Our New Things: Links to Music Sites and Info on Analog Tech and Vinyl

TDMB has focused on music and musicians. We will continue to do that, of course. We're also expanding our coverage to include vinyl and analog equipment.

More specifically, we'll look at this huge and interesting world from the perspective of music lovers who want a better experience, not committed non-audiophiles.

Check out is some of what we've written so far:

-- Assessing the Value of Vinyl Records: An Overview

-- 7 Quick Tips on Optimizing Your Turntable Cartridge

-- Why Vinyl Records Continue to Thrive

-- Finding the Best Amplifier

-- Finding the Best Phono Preamp

-- What Speakers Do I Need for My Turntable?

Check out more articles on analog equipment and vinyl.

The site also is home to The Internet Music Mapping Project, an effort to list and describe as many music-related sites as possible.

Our Music

--A Tribe Called Quest to The Dick Hyman Trio (In other words, A to H)

--Indigo Girls to Queen Ida (I to Q)

--Radiohead to ZZ Top (R to Z)

Reading Music

The stories of the great bands and musicians are fascinating. Musicians as a group are brilliant, but often troubled. The combination of creativity and drama makes for great reading.

Here are some books to check out.

Duke Ellington brought class, sophistication and style to jazz which, until that point, was proudly unpolished and raucous. His story is profound. The author, Terry Teachout, also wrote "Pops," the acclaimed bio of Louis Armstrong. Click here or on the image.


What else is there to say? Here is the story behind every song written by The Beatles. Click here or on the image.

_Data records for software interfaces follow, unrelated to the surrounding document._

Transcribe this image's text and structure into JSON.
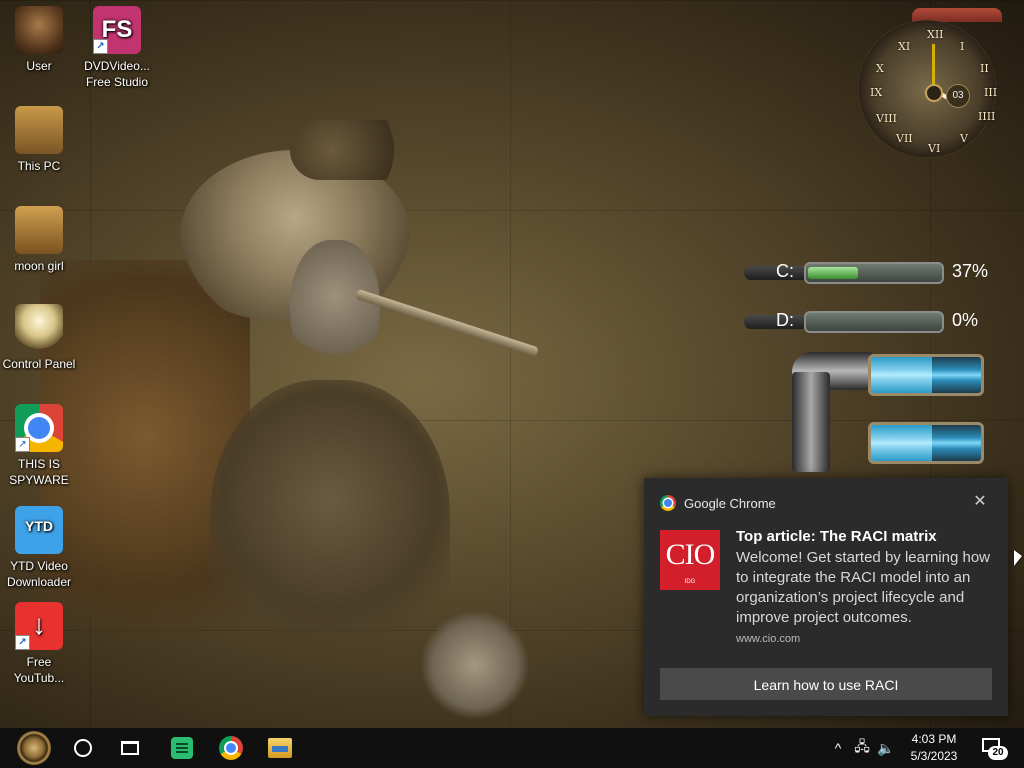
{
  "desktop_icons": [
    {
      "label": "User",
      "icon": "user-icon"
    },
    {
      "label": "DVDVideo...\nFree Studio",
      "icon": "fs-app-icon",
      "glyph": "FS"
    },
    {
      "label": "This PC",
      "icon": "computer-icon"
    },
    {
      "label": "moon girl",
      "icon": "folder-icon"
    },
    {
      "label": "Control Panel",
      "icon": "lightbulb-icon"
    },
    {
      "label": "THIS IS\nSPYWARE",
      "icon": "chrome-icon"
    },
    {
      "label": "YTD Video\nDownloader",
      "icon": "ytd-icon",
      "glyph": "YTD"
    },
    {
      "label": "Free\nYouTub...",
      "icon": "download-arrow-icon",
      "glyph": "↓"
    }
  ],
  "clock_widget": {
    "numerals": [
      "XII",
      "I",
      "II",
      "III",
      "IIII",
      "V",
      "VI",
      "VII",
      "VIII",
      "IX",
      "X",
      "XI"
    ],
    "date_day": "03"
  },
  "drives": [
    {
      "label": "C:",
      "percent_text": "37%",
      "fill_fraction": 0.37
    },
    {
      "label": "D:",
      "percent_text": "0%",
      "fill_fraction": 0.0
    }
  ],
  "gauges": [
    {
      "fill_fraction": 0.55
    },
    {
      "fill_fraction": 0.55
    }
  ],
  "notification": {
    "app_name": "Google Chrome",
    "close_glyph": "✕",
    "logo_text": "CIO",
    "logo_subtext": "IDG",
    "title": "Top article: The RACI matrix",
    "body": "Welcome! Get started by learning how to integrate the RACI model into an organization’s project lifecycle and improve project outcomes.",
    "site": "www.cio.com",
    "action_label": "Learn how to use RACI"
  },
  "taskbar": {
    "time": "4:03 PM",
    "date": "5/3/2023",
    "notification_count": "20",
    "tray_glyphs": {
      "chevron": "^",
      "network": "🖧",
      "volume": "🔈"
    }
  },
  "colors": {
    "toast_bg": "#2b2b2b",
    "taskbar_bg": "#101010",
    "cio_red": "#d21f2b",
    "drive_fill": "#3a8e2f"
  }
}
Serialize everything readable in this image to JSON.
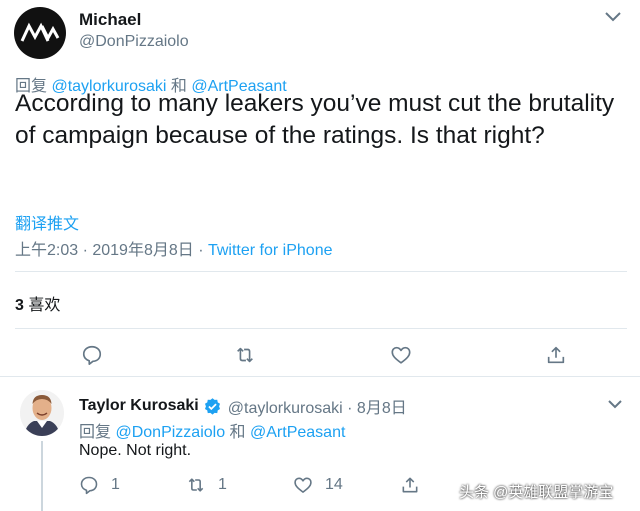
{
  "main_tweet": {
    "author_name": "Michael",
    "author_handle": "@DonPizzaiolo",
    "replying_prefix": "回复",
    "replying_mention_1": "@taylorkurosaki",
    "replying_and": "和",
    "replying_mention_2": "@ArtPeasant",
    "text": "According to many leakers you’ve must cut the brutality of campaign because of the ratings. Is that right?",
    "translate_label": "翻译推文",
    "time": "上午2:03 · 2019年8月8日 ·",
    "source": "Twitter for iPhone",
    "likes_count": "3",
    "likes_label": "喜欢"
  },
  "reply_tweet": {
    "author_name": "Taylor Kurosaki",
    "author_handle": "@taylorkurosaki · 8月8日",
    "replying_prefix": "回复",
    "replying_mention_1": "@DonPizzaiolo",
    "replying_and": "和",
    "replying_mention_2": "@ArtPeasant",
    "text": "Nope. Not right.",
    "reply_count": "1",
    "retweet_count": "1",
    "like_count": "14"
  },
  "watermark": "头条 @英雄联盟掌游宝",
  "colors": {
    "accent": "#1da1f2",
    "secondary_text": "#657786",
    "primary_text": "#14171a",
    "divider": "#e1e8ed"
  },
  "icons": {
    "main_avatar": "mw-logo-avatar",
    "menu": "chevron-down-icon",
    "reply": "reply-bubble-icon",
    "retweet": "retweet-icon",
    "like": "heart-icon",
    "share": "share-icon",
    "verified": "verified-badge-icon"
  }
}
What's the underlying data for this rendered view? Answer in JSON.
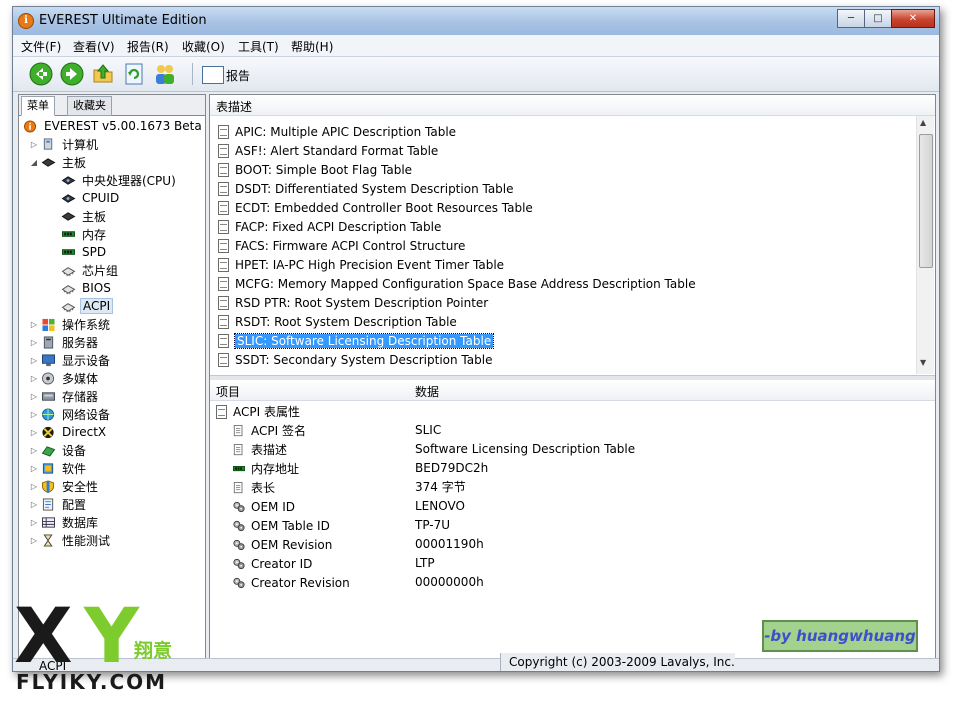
{
  "window": {
    "title": "EVEREST Ultimate Edition"
  },
  "menu": [
    "文件(F)",
    "查看(V)",
    "报告(R)",
    "收藏(O)",
    "工具(T)",
    "帮助(H)"
  ],
  "toolbar": {
    "report_label": "报告"
  },
  "left_tabs": [
    "菜单",
    "收藏夹"
  ],
  "tree": [
    {
      "label": "EVEREST v5.00.1673 Beta",
      "icon": "info-icon",
      "level": 0,
      "expander": ""
    },
    {
      "label": "计算机",
      "icon": "computer-icon",
      "level": 1,
      "expander": "▷"
    },
    {
      "label": "主板",
      "icon": "motherboard-icon",
      "level": 1,
      "expander": "◢"
    },
    {
      "label": "中央处理器(CPU)",
      "icon": "cpu-icon",
      "level": 2,
      "expander": ""
    },
    {
      "label": "CPUID",
      "icon": "cpu-icon",
      "level": 2,
      "expander": ""
    },
    {
      "label": "主板",
      "icon": "motherboard-icon",
      "level": 2,
      "expander": ""
    },
    {
      "label": "内存",
      "icon": "memory-icon",
      "level": 2,
      "expander": ""
    },
    {
      "label": "SPD",
      "icon": "memory-icon",
      "level": 2,
      "expander": ""
    },
    {
      "label": "芯片组",
      "icon": "chip-icon",
      "level": 2,
      "expander": ""
    },
    {
      "label": "BIOS",
      "icon": "chip-icon",
      "level": 2,
      "expander": ""
    },
    {
      "label": "ACPI",
      "icon": "chip-icon",
      "level": 2,
      "expander": "",
      "selected": true
    },
    {
      "label": "操作系统",
      "icon": "windows-icon",
      "level": 1,
      "expander": "▷"
    },
    {
      "label": "服务器",
      "icon": "server-icon",
      "level": 1,
      "expander": "▷"
    },
    {
      "label": "显示设备",
      "icon": "display-icon",
      "level": 1,
      "expander": "▷"
    },
    {
      "label": "多媒体",
      "icon": "multimedia-icon",
      "level": 1,
      "expander": "▷"
    },
    {
      "label": "存储器",
      "icon": "storage-icon",
      "level": 1,
      "expander": "▷"
    },
    {
      "label": "网络设备",
      "icon": "network-icon",
      "level": 1,
      "expander": "▷"
    },
    {
      "label": "DirectX",
      "icon": "directx-icon",
      "level": 1,
      "expander": "▷"
    },
    {
      "label": "设备",
      "icon": "devices-icon",
      "level": 1,
      "expander": "▷"
    },
    {
      "label": "软件",
      "icon": "software-icon",
      "level": 1,
      "expander": "▷"
    },
    {
      "label": "安全性",
      "icon": "security-icon",
      "level": 1,
      "expander": "▷"
    },
    {
      "label": "配置",
      "icon": "config-icon",
      "level": 1,
      "expander": "▷"
    },
    {
      "label": "数据库",
      "icon": "database-icon",
      "level": 1,
      "expander": "▷"
    },
    {
      "label": "性能测试",
      "icon": "benchmark-icon",
      "level": 1,
      "expander": "▷"
    }
  ],
  "table_header": "表描述",
  "tables": [
    {
      "text": "APIC: Multiple APIC Description Table"
    },
    {
      "text": "ASF!: Alert Standard Format Table"
    },
    {
      "text": "BOOT: Simple Boot Flag Table"
    },
    {
      "text": "DSDT: Differentiated System Description Table"
    },
    {
      "text": "ECDT: Embedded Controller Boot Resources Table"
    },
    {
      "text": "FACP: Fixed ACPI Description Table"
    },
    {
      "text": "FACS: Firmware ACPI Control Structure"
    },
    {
      "text": "HPET: IA-PC High Precision Event Timer Table"
    },
    {
      "text": "MCFG: Memory Mapped Configuration Space Base Address Description Table"
    },
    {
      "text": "RSD PTR: Root System Description Pointer"
    },
    {
      "text": "RSDT: Root System Description Table"
    },
    {
      "text": "SLIC: Software Licensing Description Table",
      "selected": true
    },
    {
      "text": "SSDT: Secondary System Description Table"
    }
  ],
  "detail_header": {
    "item": "项目",
    "value": "数据"
  },
  "props_group": "ACPI 表属性",
  "props": [
    {
      "name": "ACPI 签名",
      "value": "SLIC",
      "icon": "doc-icon"
    },
    {
      "name": "表描述",
      "value": "Software Licensing Description Table",
      "icon": "doc-icon"
    },
    {
      "name": "内存地址",
      "value": "BED79DC2h",
      "icon": "memory-icon"
    },
    {
      "name": "表长",
      "value": "374 字节",
      "icon": "doc-icon"
    },
    {
      "name": "OEM ID",
      "value": "LENOVO",
      "icon": "gear-icon"
    },
    {
      "name": "OEM Table ID",
      "value": "TP-7U",
      "icon": "gear-icon"
    },
    {
      "name": "OEM Revision",
      "value": "00001190h",
      "icon": "gear-icon"
    },
    {
      "name": "Creator ID",
      "value": "LTP",
      "icon": "gear-icon"
    },
    {
      "name": "Creator Revision",
      "value": "00000000h",
      "icon": "gear-icon"
    }
  ],
  "status": {
    "left": "ACPI",
    "right": "Copyright (c) 2003-2009 Lavalys, Inc."
  },
  "brand_box": "-by huangwhuang",
  "watermark": {
    "x": "X",
    "y": "Y",
    "cn": "翔意",
    "en": "FLYIKY.COM"
  },
  "colors": {
    "selection": "#3399ff",
    "accent_green": "#7ecb2e",
    "title_gradient": "#a9c3e4"
  }
}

The Grateful Dead don't get enough credit for the profound nature of its lyrics. Many of the band's songs are driven by a deep and literate Americana ("I'm Uncle Sam/That's who I am/Been hidin' out/In a rock and roll band" and "Majordomo Billy Bojangles/Sit down and have a drink with me/What's this about Alabama/Keeps comin' back to me?").

David Dodd's exhaustive study tells the story, song by song. Click here or on the image.

Full Disclosure

As an Amazon affiliate, this site earns a commission on every purchase made. All prices remain the same to you.